The task:
An unchanged copy of all the lines below is expected, and it should contain no pictures.

(Data under study begins)

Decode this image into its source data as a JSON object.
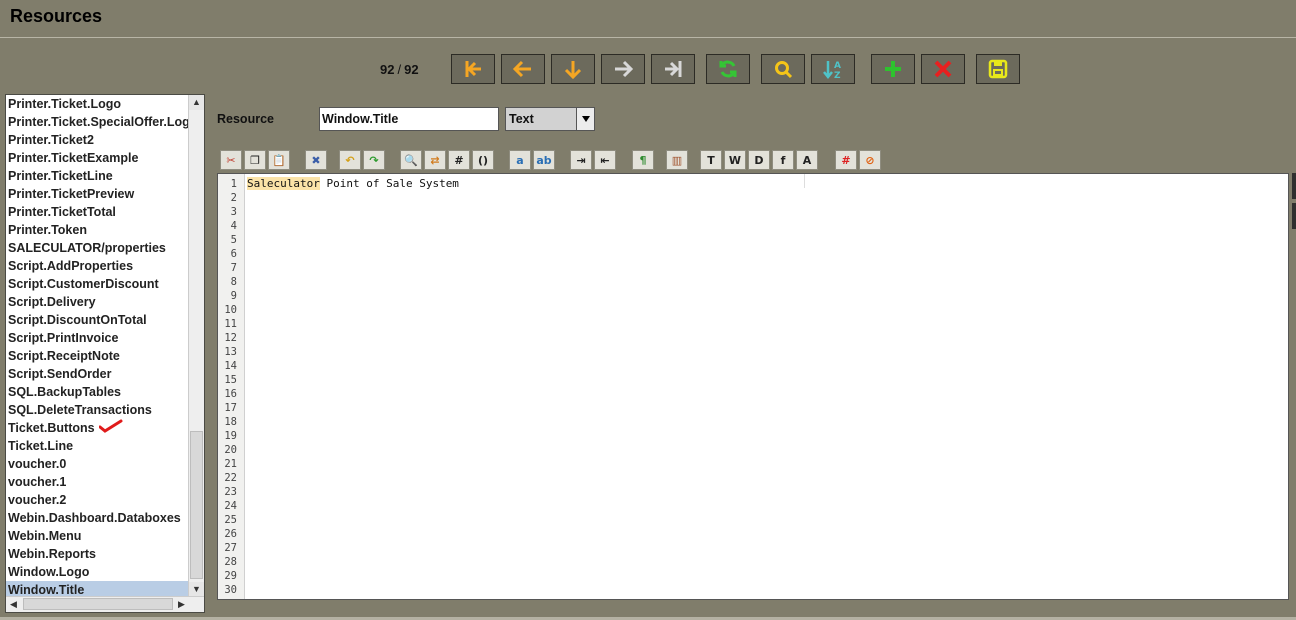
{
  "window": {
    "title": "Resources"
  },
  "record": {
    "current": "92",
    "separator": "/",
    "total": "92"
  },
  "nav_buttons": [
    {
      "name": "first-record-button",
      "icon": "first-icon",
      "color": "#f5a623"
    },
    {
      "name": "previous-record-button",
      "icon": "arrow-left-icon",
      "color": "#f5a623"
    },
    {
      "name": "down-record-button",
      "icon": "arrow-down-icon",
      "color": "#f5a623"
    },
    {
      "name": "next-record-button",
      "icon": "arrow-right-icon",
      "color": "#d8d8d8"
    },
    {
      "name": "last-record-button",
      "icon": "last-icon",
      "color": "#d8d8d8"
    },
    {
      "name": "refresh-button",
      "icon": "refresh-icon",
      "color": "#35c535"
    },
    {
      "name": "search-button",
      "icon": "search-icon",
      "color": "#f5c518"
    },
    {
      "name": "sort-button",
      "icon": "sort-az-icon",
      "color": "#4fc3c8"
    },
    {
      "name": "add-button",
      "icon": "plus-icon",
      "color": "#2ec22e"
    },
    {
      "name": "delete-button",
      "icon": "delete-x-icon",
      "color": "#e82020"
    },
    {
      "name": "save-button",
      "icon": "save-icon",
      "color": "#e8e81a"
    }
  ],
  "resource_list": {
    "items": [
      "Printer.Ticket.Logo",
      "Printer.Ticket.SpecialOffer.Logo",
      "Printer.Ticket2",
      "Printer.TicketExample",
      "Printer.TicketLine",
      "Printer.TicketPreview",
      "Printer.TicketTotal",
      "Printer.Token",
      "SALECULATOR/properties",
      "Script.AddProperties",
      "Script.CustomerDiscount",
      "Script.Delivery",
      "Script.DiscountOnTotal",
      "Script.PrintInvoice",
      "Script.ReceiptNote",
      "Script.SendOrder",
      "SQL.BackupTables",
      "SQL.DeleteTransactions",
      "Ticket.Buttons",
      "Ticket.Line",
      "voucher.0",
      "voucher.1",
      "voucher.2",
      "Webin.Dashboard.Databoxes",
      "Webin.Menu",
      "Webin.Reports",
      "Window.Logo",
      "Window.Title"
    ],
    "selected_index": 27,
    "checked_index": 18
  },
  "form": {
    "resource_label": "Resource",
    "resource_value": "Window.Title",
    "type_value": "Text"
  },
  "editor_toolbar": [
    [
      "cut-icon",
      "copy-icon",
      "paste-icon"
    ],
    [
      "clear-icon"
    ],
    [
      "undo-icon",
      "redo-icon"
    ],
    [
      "find-icon",
      "replace-icon",
      "goto-line-icon",
      "bracket-icon"
    ],
    [
      "font-smaller-icon",
      "font-bigger-icon"
    ],
    [
      "indent-icon",
      "unindent-icon"
    ],
    [
      "whitespace-icon"
    ],
    [
      "book-icon"
    ],
    [
      "text-t-icon",
      "text-w-icon",
      "text-d-icon",
      "text-f-icon",
      "text-a-icon"
    ],
    [
      "line-numbers-icon",
      "no-wrap-icon"
    ]
  ],
  "editor": {
    "highlighted_word": "Saleculator",
    "rest_of_line": " Point of Sale System",
    "line_count": 30
  }
}
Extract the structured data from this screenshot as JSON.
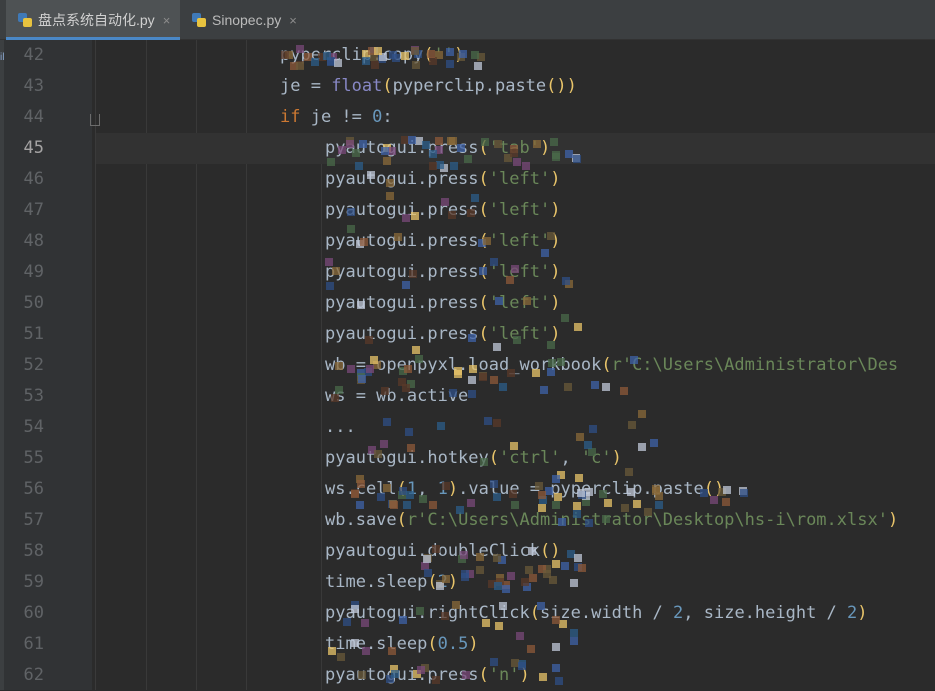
{
  "tabs": [
    {
      "label": "盘点系统自动化.py",
      "active": true,
      "icon": "python-file-icon"
    },
    {
      "label": "Sinopec.py",
      "active": false,
      "icon": "python-file-icon"
    }
  ],
  "close_glyph": "×",
  "left_strip_text": "il",
  "lines": [
    {
      "num": "42",
      "text": "pyperclip.copy('')"
    },
    {
      "num": "43",
      "text": "je = float(pyperclip.paste())"
    },
    {
      "num": "44",
      "text": "if je != 0:"
    },
    {
      "num": "45",
      "text": "pyautogui.press('tab')",
      "current": true
    },
    {
      "num": "46",
      "text": "pyautogui.press('left')"
    },
    {
      "num": "47",
      "text": "pyautogui.press('left')"
    },
    {
      "num": "48",
      "text": "pyautogui.press('left')"
    },
    {
      "num": "49",
      "text": "pyautogui.press('left')"
    },
    {
      "num": "50",
      "text": "pyautogui.press('left')"
    },
    {
      "num": "51",
      "text": "pyautogui.press('left')"
    },
    {
      "num": "52",
      "text": "wb = openpyxl.load_workbook(r'C:\\Users\\Administrator\\Des"
    },
    {
      "num": "53",
      "text": "ws = wb.active"
    },
    {
      "num": "54",
      "text": "..."
    },
    {
      "num": "55",
      "text": "pyautogui.hotkey('ctrl', 'c')"
    },
    {
      "num": "56",
      "text": "ws.cell(1, 1).value = pyperclip.paste()"
    },
    {
      "num": "57",
      "text": "wb.save(r'C:\\Users\\Administrator\\Desktop\\hs-i\\rom.xlsx')"
    },
    {
      "num": "58",
      "text": "pyautogui.doubleClick()"
    },
    {
      "num": "59",
      "text": "time.sleep(2)"
    },
    {
      "num": "60",
      "text": "pyautogui.rightClick(size.width / 2, size.height / 2)"
    },
    {
      "num": "61",
      "text": "time.sleep(0.5)"
    },
    {
      "num": "62",
      "text": "pyautogui.press('n')"
    }
  ],
  "colors": {
    "background": "#2b2b2b",
    "gutter": "#313335",
    "tab_active_underline": "#4a88c7",
    "keyword": "#cc7832",
    "string": "#6a8759",
    "number": "#6897bb",
    "paren": "#e8c46a",
    "text": "#a9b7c6"
  }
}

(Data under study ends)

Exercise output:
Decode this image into its source data as a JSON object.
{
  "window": {
    "title": "Resources"
  },
  "record": {
    "current": "92",
    "separator": "/",
    "total": "92"
  },
  "nav_buttons": [
    {
      "name": "first-record-button",
      "icon": "first-icon",
      "color": "#f5a623"
    },
    {
      "name": "previous-record-button",
      "icon": "arrow-left-icon",
      "color": "#f5a623"
    },
    {
      "name": "down-record-button",
      "icon": "arrow-down-icon",
      "color": "#f5a623"
    },
    {
      "name": "next-record-button",
      "icon": "arrow-right-icon",
      "color": "#d8d8d8"
    },
    {
      "name": "last-record-button",
      "icon": "last-icon",
      "color": "#d8d8d8"
    },
    {
      "name": "refresh-button",
      "icon": "refresh-icon",
      "color": "#35c535"
    },
    {
      "name": "search-button",
      "icon": "search-icon",
      "color": "#f5c518"
    },
    {
      "name": "sort-button",
      "icon": "sort-az-icon",
      "color": "#4fc3c8"
    },
    {
      "name": "add-button",
      "icon": "plus-icon",
      "color": "#2ec22e"
    },
    {
      "name": "delete-button",
      "icon": "delete-x-icon",
      "color": "#e82020"
    },
    {
      "name": "save-button",
      "icon": "save-icon",
      "color": "#e8e81a"
    }
  ],
  "resource_list": {
    "items": [
      "Printer.Ticket.Logo",
      "Printer.Ticket.SpecialOffer.Logo",
      "Printer.Ticket2",
      "Printer.TicketExample",
      "Printer.TicketLine",
      "Printer.TicketPreview",
      "Printer.TicketTotal",
      "Printer.Token",
      "SALECULATOR/properties",
      "Script.AddProperties",
      "Script.CustomerDiscount",
      "Script.Delivery",
      "Script.DiscountOnTotal",
      "Script.PrintInvoice",
      "Script.ReceiptNote",
      "Script.SendOrder",
      "SQL.BackupTables",
      "SQL.DeleteTransactions",
      "Ticket.Buttons",
      "Ticket.Line",
      "voucher.0",
      "voucher.1",
      "voucher.2",
      "Webin.Dashboard.Databoxes",
      "Webin.Menu",
      "Webin.Reports",
      "Window.Logo",
      "Window.Title"
    ],
    "selected_index": 27,
    "checked_index": 18
  },
  "form": {
    "resource_label": "Resource",
    "resource_value": "Window.Title",
    "type_value": "Text"
  },
  "editor_toolbar": [
    [
      "cut-icon",
      "copy-icon",
      "paste-icon"
    ],
    [
      "clear-icon"
    ],
    [
      "undo-icon",
      "redo-icon"
    ],
    [
      "find-icon",
      "replace-icon",
      "goto-line-icon",
      "bracket-icon"
    ],
    [
      "font-smaller-icon",
      "font-bigger-icon"
    ],
    [
      "indent-icon",
      "unindent-icon"
    ],
    [
      "whitespace-icon"
    ],
    [
      "book-icon"
    ],
    [
      "text-t-icon",
      "text-w-icon",
      "text-d-icon",
      "text-f-icon",
      "text-a-icon"
    ],
    [
      "line-numbers-icon",
      "no-wrap-icon"
    ]
  ],
  "editor": {
    "highlighted_word": "Saleculator",
    "rest_of_line": " Point of Sale System",
    "line_count": 30
  }
}
Extract the structured data from this screenshot as JSON.
{
  "tabs": [
    {
      "label": "盘点系统自动化.py",
      "active": true,
      "icon": "python-file-icon"
    },
    {
      "label": "Sinopec.py",
      "active": false,
      "icon": "python-file-icon"
    }
  ],
  "close_glyph": "×",
  "left_strip_text": "il",
  "lines": [
    {
      "num": "42",
      "text": "pyperclip.copy('')"
    },
    {
      "num": "43",
      "text": "je = float(pyperclip.paste())"
    },
    {
      "num": "44",
      "text": "if je != 0:"
    },
    {
      "num": "45",
      "text": "pyautogui.press('tab')",
      "current": true
    },
    {
      "num": "46",
      "text": "pyautogui.press('left')"
    },
    {
      "num": "47",
      "text": "pyautogui.press('left')"
    },
    {
      "num": "48",
      "text": "pyautogui.press('left')"
    },
    {
      "num": "49",
      "text": "pyautogui.press('left')"
    },
    {
      "num": "50",
      "text": "pyautogui.press('left')"
    },
    {
      "num": "51",
      "text": "pyautogui.press('left')"
    },
    {
      "num": "52",
      "text": "wb = openpyxl.load_workbook(r'C:\\Users\\Administrator\\Des"
    },
    {
      "num": "53",
      "text": "ws = wb.active"
    },
    {
      "num": "54",
      "text": "..."
    },
    {
      "num": "55",
      "text": "pyautogui.hotkey('ctrl', 'c')"
    },
    {
      "num": "56",
      "text": "ws.cell(1, 1).value = pyperclip.paste()"
    },
    {
      "num": "57",
      "text": "wb.save(r'C:\\Users\\Administrator\\Desktop\\hs-i\\rom.xlsx')"
    },
    {
      "num": "58",
      "text": "pyautogui.doubleClick()"
    },
    {
      "num": "59",
      "text": "time.sleep(2)"
    },
    {
      "num": "60",
      "text": "pyautogui.rightClick(size.width / 2, size.height / 2)"
    },
    {
      "num": "61",
      "text": "time.sleep(0.5)"
    },
    {
      "num": "62",
      "text": "pyautogui.press('n')"
    }
  ],
  "colors": {
    "background": "#2b2b2b",
    "gutter": "#313335",
    "tab_active_underline": "#4a88c7",
    "keyword": "#cc7832",
    "string": "#6a8759",
    "number": "#6897bb",
    "paren": "#e8c46a",
    "text": "#a9b7c6"
  }
}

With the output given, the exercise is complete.